Although not big on sights except for a few structures of Dutch colonial architecture and religious temples, Medan, the capital of North Sumatra, is big on appetite. No single ethnic group exists in this city. The Chinese, Javanese, Minangkabau, Toba-Batak, and many other ethnicities, brought in thousands of their native dishes into this city, dubbed the third-largest in Indonesia. From the sweet Javanese food, to the succulent Batak grilled pork, the savory Chinese noodles, the spicy Indian curry, and the sizzling Padang delicacies, the food trip never stops, 24 hours a day, seven days a week.

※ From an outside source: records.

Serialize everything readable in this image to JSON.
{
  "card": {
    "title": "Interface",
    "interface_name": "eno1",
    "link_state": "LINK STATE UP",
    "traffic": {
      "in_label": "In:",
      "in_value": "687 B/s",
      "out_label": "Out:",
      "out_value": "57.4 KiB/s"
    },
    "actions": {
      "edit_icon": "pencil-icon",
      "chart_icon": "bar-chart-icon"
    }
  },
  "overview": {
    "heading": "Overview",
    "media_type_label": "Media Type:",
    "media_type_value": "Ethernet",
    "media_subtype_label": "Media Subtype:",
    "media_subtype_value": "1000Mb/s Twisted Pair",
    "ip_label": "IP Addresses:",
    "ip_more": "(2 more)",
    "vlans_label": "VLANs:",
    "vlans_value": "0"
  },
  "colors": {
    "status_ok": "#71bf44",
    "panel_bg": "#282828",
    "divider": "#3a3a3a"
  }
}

Medan's culinary variety is matched by its diversity of architectural styles. The old City Hall, the Titi Gantung (bridge over railway), the Central Post Office and the city's icon, the Water Tower, are examples of traditional architecture rendered in Dutch colonial fashion. There are also the Maimum Palace or Istana Maimun (Sultan's Palace) and the Great Mosque or Masjid Raya, which are samples of the city's Islamic influence, while Vihara Borobudur, Vihara Gunung Timur, and Shri Mariaman are temples that respectively represent Buddhist, Chinese and Hindu architecture.